§ **Exercise objective**: Copy out the entries word for word, leaving images aside.

START Records to process

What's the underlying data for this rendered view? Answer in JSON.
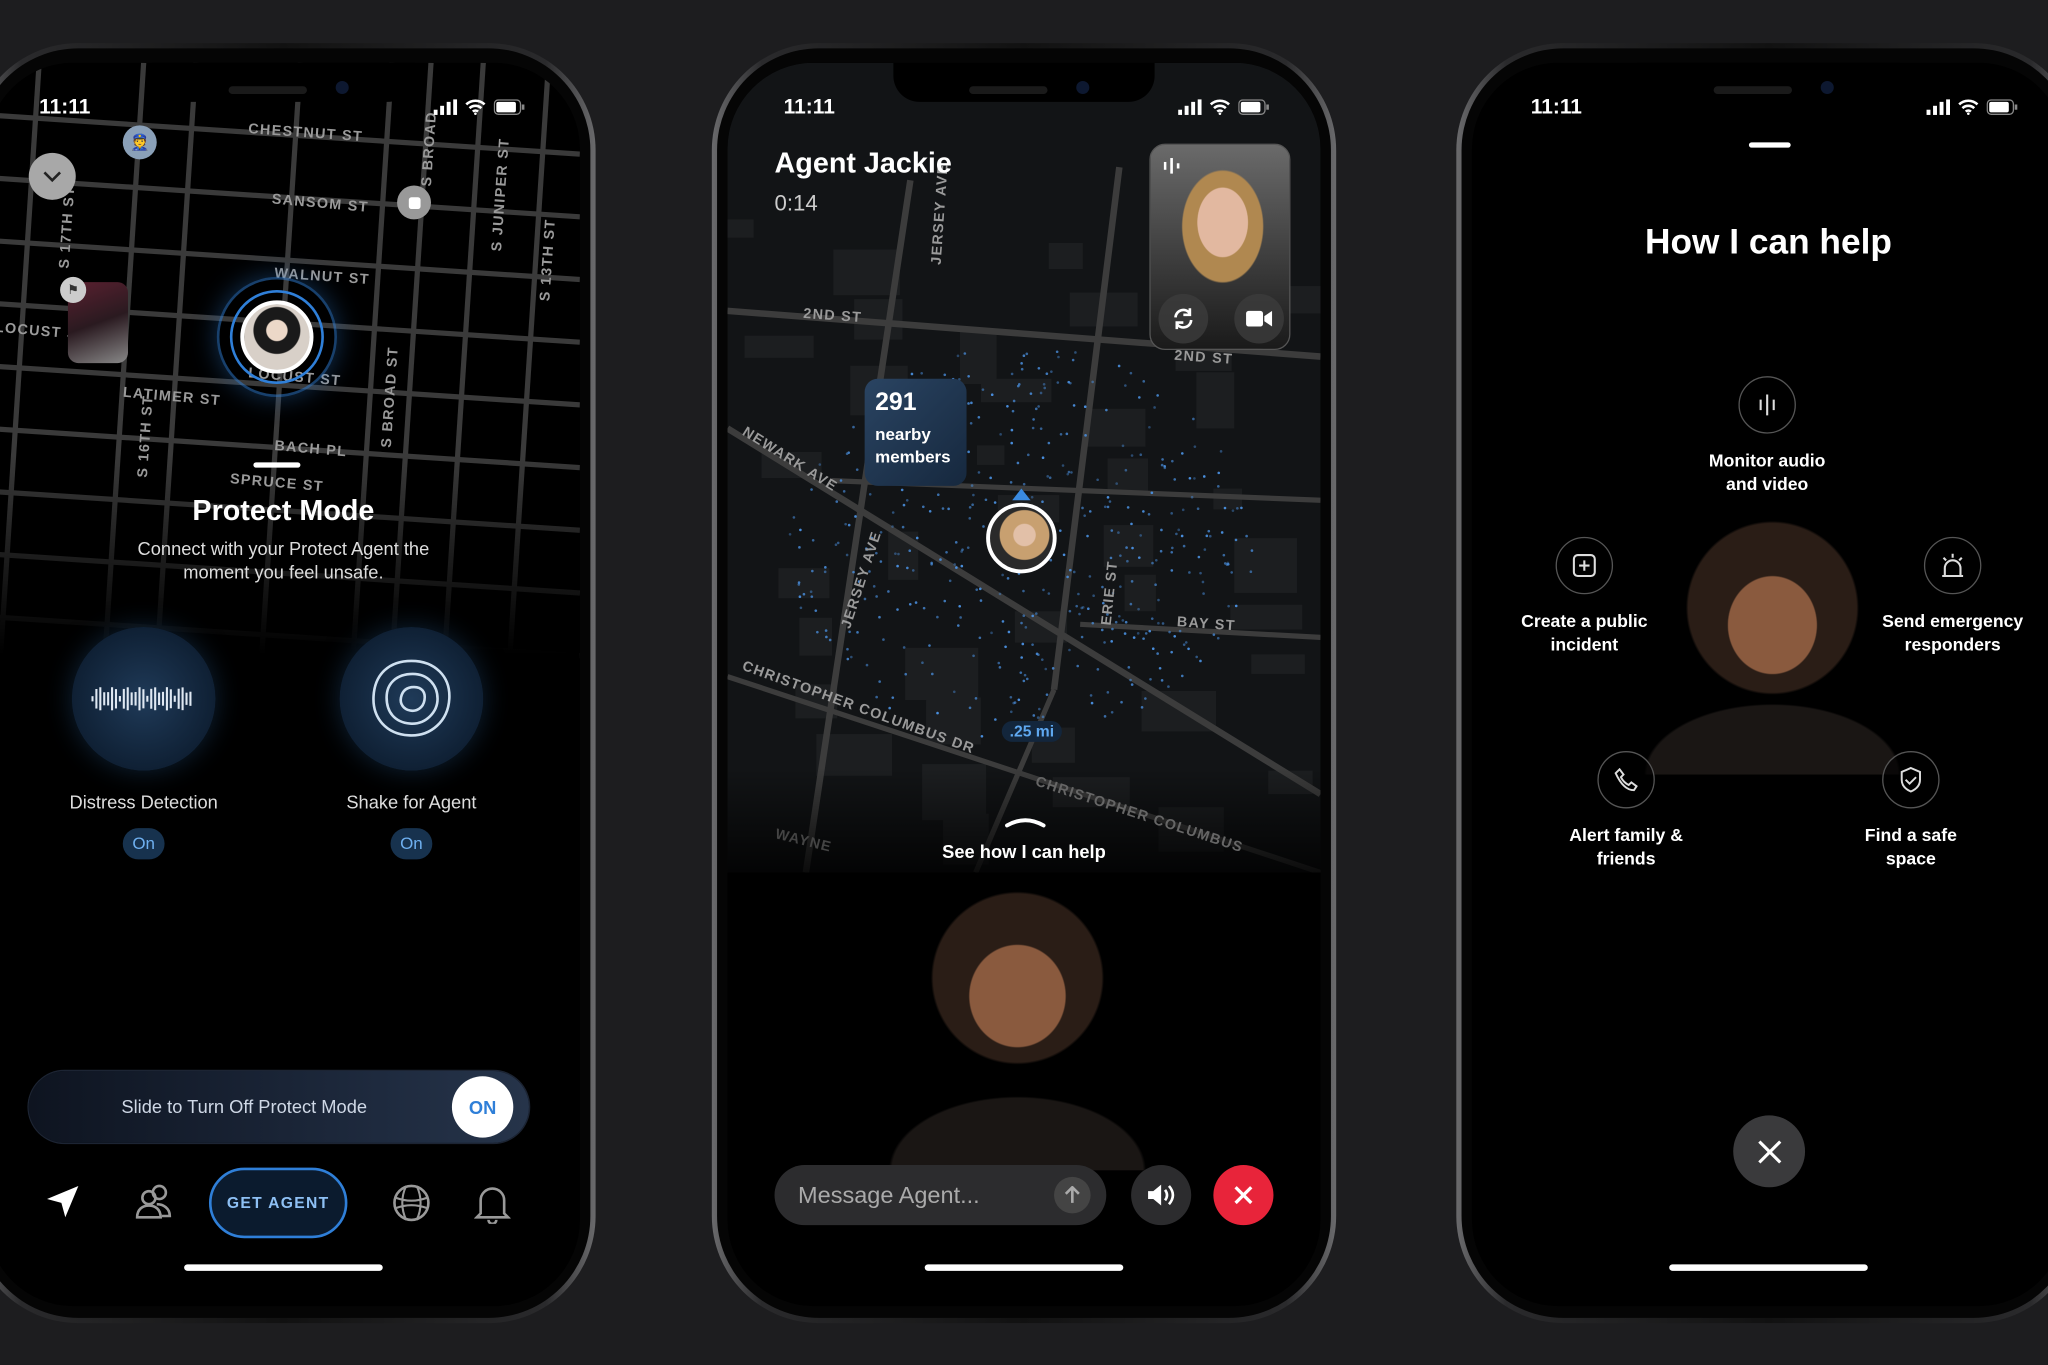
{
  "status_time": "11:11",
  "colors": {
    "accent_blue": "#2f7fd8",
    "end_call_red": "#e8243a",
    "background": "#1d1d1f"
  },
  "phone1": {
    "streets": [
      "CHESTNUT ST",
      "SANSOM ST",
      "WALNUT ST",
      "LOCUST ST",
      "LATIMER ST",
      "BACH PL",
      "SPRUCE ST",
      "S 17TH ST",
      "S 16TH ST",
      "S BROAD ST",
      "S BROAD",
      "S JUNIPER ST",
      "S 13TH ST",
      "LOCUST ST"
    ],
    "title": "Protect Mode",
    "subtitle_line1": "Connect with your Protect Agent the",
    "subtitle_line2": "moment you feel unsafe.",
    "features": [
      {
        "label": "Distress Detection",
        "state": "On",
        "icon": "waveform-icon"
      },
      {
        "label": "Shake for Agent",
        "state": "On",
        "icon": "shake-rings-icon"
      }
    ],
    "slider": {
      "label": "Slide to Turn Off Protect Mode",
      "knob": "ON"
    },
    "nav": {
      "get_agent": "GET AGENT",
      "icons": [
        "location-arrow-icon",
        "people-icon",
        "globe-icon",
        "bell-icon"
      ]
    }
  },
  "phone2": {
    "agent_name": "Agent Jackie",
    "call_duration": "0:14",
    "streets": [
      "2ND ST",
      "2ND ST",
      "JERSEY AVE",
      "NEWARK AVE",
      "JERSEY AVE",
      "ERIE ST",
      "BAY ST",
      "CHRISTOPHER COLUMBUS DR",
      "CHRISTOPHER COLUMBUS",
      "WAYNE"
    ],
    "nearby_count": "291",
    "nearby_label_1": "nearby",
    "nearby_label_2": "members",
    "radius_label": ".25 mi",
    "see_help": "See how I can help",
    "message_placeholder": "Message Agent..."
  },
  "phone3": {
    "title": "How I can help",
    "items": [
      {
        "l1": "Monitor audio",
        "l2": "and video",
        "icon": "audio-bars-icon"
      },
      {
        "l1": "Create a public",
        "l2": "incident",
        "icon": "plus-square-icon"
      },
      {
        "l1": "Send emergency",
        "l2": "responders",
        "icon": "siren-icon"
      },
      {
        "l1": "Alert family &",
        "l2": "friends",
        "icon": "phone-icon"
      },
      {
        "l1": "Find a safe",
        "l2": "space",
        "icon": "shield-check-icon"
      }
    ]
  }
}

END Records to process

§ **Reply**:
What's the underlying data for this rendered view? Answer in JSON.
{
  "status_time": "11:11",
  "colors": {
    "accent_blue": "#2f7fd8",
    "end_call_red": "#e8243a",
    "background": "#1d1d1f"
  },
  "phone1": {
    "streets": [
      "CHESTNUT ST",
      "SANSOM ST",
      "WALNUT ST",
      "LOCUST ST",
      "LATIMER ST",
      "BACH PL",
      "SPRUCE ST",
      "S 17TH ST",
      "S 16TH ST",
      "S BROAD ST",
      "S BROAD",
      "S JUNIPER ST",
      "S 13TH ST",
      "LOCUST ST"
    ],
    "title": "Protect Mode",
    "subtitle_line1": "Connect with your Protect Agent the",
    "subtitle_line2": "moment you feel unsafe.",
    "features": [
      {
        "label": "Distress Detection",
        "state": "On",
        "icon": "waveform-icon"
      },
      {
        "label": "Shake for Agent",
        "state": "On",
        "icon": "shake-rings-icon"
      }
    ],
    "slider": {
      "label": "Slide to Turn Off Protect Mode",
      "knob": "ON"
    },
    "nav": {
      "get_agent": "GET AGENT",
      "icons": [
        "location-arrow-icon",
        "people-icon",
        "globe-icon",
        "bell-icon"
      ]
    }
  },
  "phone2": {
    "agent_name": "Agent Jackie",
    "call_duration": "0:14",
    "streets": [
      "2ND ST",
      "2ND ST",
      "JERSEY AVE",
      "NEWARK AVE",
      "JERSEY AVE",
      "ERIE ST",
      "BAY ST",
      "CHRISTOPHER COLUMBUS DR",
      "CHRISTOPHER COLUMBUS",
      "WAYNE"
    ],
    "nearby_count": "291",
    "nearby_label_1": "nearby",
    "nearby_label_2": "members",
    "radius_label": ".25 mi",
    "see_help": "See how I can help",
    "message_placeholder": "Message Agent..."
  },
  "phone3": {
    "title": "How I can help",
    "items": [
      {
        "l1": "Monitor audio",
        "l2": "and video",
        "icon": "audio-bars-icon"
      },
      {
        "l1": "Create a public",
        "l2": "incident",
        "icon": "plus-square-icon"
      },
      {
        "l1": "Send emergency",
        "l2": "responders",
        "icon": "siren-icon"
      },
      {
        "l1": "Alert family &",
        "l2": "friends",
        "icon": "phone-icon"
      },
      {
        "l1": "Find a safe",
        "l2": "space",
        "icon": "shield-check-icon"
      }
    ]
  }
}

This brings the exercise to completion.